7. Trust yourself.
“I think we have this tendency to second guess ourselves. Because of our age or where we are in life or because we’re just unsure of what will happen next. Trust that initial gut feeling though; it happens for a reason. Know that being young does not mean sacrificing confidence. Be bold, be curious, and be open to learning. Just trust yourself along the way as well – you’re capable of doing great things.
“One day, you’re going to have to leave behind all the magnificant-things-happening-at-this-moment-in-time for something even more wondrous. It’ll sting for a bit, but without moving forward, how will you bloom?” – @lovemesomebags, student at James Madison University, Chief Designer at Gardy Loo
9. Honesty is terrifyingly necessary.
“Honesty is an essential part of bravery. Be honest firstly with yourself. Don’t be afraid of who you are, what you want, and how you are feeling. After you can learn to be honest with yourself, you can be honest with those around you. Honesty can lead to some of the most terrifying moments for your soul, but they are moments that grow your soul and your relationships. Do not fear honesty. It is your companion and your victor.” – @livfierce, student and photographer

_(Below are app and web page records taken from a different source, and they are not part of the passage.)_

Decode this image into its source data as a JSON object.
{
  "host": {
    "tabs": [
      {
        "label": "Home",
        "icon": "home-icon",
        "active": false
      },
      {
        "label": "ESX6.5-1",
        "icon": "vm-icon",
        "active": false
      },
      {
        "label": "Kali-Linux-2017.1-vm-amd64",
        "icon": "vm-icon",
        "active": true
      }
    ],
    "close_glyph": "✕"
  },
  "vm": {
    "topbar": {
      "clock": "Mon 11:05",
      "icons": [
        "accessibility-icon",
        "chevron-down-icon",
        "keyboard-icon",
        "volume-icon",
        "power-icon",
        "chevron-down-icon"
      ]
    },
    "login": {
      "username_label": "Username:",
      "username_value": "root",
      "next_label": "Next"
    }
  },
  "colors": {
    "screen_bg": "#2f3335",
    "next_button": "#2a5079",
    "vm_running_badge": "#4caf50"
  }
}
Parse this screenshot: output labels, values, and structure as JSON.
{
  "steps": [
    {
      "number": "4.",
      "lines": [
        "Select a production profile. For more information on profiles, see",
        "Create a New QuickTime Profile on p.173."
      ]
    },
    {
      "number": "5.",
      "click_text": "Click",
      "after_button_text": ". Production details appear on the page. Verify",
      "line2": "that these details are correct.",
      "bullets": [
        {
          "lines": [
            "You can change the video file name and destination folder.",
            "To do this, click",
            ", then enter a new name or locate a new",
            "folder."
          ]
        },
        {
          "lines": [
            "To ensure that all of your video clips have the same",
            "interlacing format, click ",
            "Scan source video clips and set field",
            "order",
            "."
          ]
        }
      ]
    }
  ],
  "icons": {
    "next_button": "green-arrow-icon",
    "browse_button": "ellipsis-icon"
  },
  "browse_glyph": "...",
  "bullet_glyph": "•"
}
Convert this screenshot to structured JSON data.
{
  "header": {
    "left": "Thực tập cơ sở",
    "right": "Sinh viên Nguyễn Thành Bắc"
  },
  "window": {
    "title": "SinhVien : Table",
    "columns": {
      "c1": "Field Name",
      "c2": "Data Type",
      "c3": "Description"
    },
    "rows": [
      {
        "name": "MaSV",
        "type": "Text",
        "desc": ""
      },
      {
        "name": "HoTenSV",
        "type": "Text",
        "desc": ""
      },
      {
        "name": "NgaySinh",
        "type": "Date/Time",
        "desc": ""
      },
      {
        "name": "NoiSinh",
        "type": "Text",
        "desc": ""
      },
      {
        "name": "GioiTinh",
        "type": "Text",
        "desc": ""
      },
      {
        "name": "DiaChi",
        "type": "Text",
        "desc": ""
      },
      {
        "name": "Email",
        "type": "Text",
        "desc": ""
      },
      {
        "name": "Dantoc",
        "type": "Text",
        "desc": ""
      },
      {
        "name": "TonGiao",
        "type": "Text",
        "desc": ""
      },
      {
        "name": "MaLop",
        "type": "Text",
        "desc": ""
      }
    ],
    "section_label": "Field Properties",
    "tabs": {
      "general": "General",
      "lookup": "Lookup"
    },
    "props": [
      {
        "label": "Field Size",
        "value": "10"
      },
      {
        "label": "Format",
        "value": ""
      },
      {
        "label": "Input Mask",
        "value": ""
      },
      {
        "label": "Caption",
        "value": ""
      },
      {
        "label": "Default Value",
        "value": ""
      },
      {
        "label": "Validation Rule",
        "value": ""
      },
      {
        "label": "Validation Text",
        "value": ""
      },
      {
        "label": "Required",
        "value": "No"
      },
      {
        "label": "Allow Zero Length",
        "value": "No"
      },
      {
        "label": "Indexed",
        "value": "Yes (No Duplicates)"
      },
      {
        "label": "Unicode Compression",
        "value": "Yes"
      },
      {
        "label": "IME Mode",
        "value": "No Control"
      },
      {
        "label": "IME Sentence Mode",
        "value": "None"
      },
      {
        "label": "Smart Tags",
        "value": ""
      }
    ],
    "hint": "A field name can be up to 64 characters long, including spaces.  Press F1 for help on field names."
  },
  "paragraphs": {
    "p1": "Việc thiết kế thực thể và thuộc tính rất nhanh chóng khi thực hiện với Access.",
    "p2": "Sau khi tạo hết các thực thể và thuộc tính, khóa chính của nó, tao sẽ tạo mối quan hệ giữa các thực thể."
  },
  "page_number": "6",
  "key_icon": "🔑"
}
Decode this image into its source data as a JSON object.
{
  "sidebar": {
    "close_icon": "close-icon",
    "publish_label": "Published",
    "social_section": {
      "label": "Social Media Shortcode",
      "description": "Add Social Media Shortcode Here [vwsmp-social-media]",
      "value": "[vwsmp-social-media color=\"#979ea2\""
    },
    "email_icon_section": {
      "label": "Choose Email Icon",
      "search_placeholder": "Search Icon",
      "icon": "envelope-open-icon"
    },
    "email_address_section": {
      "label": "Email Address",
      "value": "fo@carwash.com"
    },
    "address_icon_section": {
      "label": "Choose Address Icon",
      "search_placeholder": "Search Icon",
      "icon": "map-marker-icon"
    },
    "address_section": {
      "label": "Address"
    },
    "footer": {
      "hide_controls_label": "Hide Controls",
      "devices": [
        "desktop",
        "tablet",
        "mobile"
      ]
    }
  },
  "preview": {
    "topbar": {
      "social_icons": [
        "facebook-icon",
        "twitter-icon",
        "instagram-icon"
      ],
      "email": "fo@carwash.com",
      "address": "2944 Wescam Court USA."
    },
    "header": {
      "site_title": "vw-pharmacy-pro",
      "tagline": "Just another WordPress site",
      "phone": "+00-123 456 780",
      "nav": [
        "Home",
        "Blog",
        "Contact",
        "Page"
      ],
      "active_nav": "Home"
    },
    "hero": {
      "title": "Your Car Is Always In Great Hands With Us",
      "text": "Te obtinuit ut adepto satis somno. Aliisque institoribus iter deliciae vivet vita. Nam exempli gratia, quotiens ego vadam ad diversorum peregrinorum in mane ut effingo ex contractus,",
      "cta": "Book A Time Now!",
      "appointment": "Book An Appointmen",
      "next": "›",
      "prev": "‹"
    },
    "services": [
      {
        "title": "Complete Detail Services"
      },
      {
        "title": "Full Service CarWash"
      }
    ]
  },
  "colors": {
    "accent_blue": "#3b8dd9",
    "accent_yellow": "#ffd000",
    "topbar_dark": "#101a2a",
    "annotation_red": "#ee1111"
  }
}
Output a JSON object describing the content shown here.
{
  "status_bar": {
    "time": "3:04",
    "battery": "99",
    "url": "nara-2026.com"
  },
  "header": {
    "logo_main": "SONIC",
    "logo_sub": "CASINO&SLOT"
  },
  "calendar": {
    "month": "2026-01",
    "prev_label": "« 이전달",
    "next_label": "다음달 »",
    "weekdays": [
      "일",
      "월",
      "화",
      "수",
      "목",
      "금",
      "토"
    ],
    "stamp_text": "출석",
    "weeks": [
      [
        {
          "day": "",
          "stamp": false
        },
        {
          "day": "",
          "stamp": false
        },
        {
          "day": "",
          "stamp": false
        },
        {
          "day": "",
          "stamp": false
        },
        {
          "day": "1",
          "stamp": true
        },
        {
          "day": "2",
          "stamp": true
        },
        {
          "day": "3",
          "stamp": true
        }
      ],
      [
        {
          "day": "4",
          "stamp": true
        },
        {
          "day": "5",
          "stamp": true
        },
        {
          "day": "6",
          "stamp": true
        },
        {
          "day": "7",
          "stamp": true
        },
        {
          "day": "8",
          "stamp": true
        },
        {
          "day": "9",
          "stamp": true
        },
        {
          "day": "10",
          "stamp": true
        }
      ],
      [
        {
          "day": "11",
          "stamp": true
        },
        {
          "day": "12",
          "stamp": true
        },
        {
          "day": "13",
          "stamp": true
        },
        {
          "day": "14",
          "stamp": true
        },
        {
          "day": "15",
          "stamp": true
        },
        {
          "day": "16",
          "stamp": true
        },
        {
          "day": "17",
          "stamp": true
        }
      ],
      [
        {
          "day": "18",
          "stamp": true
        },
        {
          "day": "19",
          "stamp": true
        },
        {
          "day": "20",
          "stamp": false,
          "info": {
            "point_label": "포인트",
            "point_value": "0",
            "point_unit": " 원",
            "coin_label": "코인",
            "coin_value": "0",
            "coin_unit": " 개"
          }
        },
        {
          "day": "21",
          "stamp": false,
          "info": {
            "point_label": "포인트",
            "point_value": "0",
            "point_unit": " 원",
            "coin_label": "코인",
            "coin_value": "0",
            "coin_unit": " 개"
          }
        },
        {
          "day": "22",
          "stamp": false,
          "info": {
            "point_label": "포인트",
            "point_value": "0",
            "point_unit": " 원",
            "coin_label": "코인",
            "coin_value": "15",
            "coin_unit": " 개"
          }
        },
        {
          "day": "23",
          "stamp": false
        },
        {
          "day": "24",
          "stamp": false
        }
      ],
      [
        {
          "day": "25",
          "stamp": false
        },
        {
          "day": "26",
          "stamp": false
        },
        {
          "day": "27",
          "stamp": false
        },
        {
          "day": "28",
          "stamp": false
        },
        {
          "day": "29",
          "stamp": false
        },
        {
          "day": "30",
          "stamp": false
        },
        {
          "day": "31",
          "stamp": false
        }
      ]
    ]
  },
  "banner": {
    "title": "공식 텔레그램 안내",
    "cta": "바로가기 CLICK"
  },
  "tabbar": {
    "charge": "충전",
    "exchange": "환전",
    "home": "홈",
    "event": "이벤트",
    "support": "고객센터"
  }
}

10. Love yourself first.
“I think that the most important lesson that people not only our age but every age can learn to is to love themselves. Our world can be cruel and cold (I know this too well) and too often do people let that affect the way they think about themselves, judging too harshly and beating themselves up. We spend so much time trying to be like other people we forget to be who we are but once you embrace who you are fully, it is beautiful and liberating and fearless. And yes everyone has insecurities, I will always think I have man shoulders, I don’t wear many hats because I think my head is too big, I think I am a little too messy and I wish I didn’t procrastinate so much. But when it comes down to it, none of that stuff matters because the truth is, I had to sit and think for 10 minutes to come up with those four things because instead I kept thinking that I like, no, LOVE that my eyes change different hues of blue and my hair is kind of out of control curly sometimes, that I speak my mind too often. I LOVE that I laugh too loud, and smile too big and I eat too much sugar. All things that could be listed as flaws but I just can’t see them that way.
So here’s the secret to being happy, to loving others and to success. Except it’s not so secret. Everyone from Maya Angelou to Albert Einstein to Lady Gaga can be quoted saying how important it is to love yourself. Because once you start those positive thoughts will consume you and radiate out of you. So you will be willing to risk, and change and take chances (which is my second most important piece of advice) because once you know how wonderful you are, others can’t help but see it too.” – Emily, student at Temple University, aspiring actress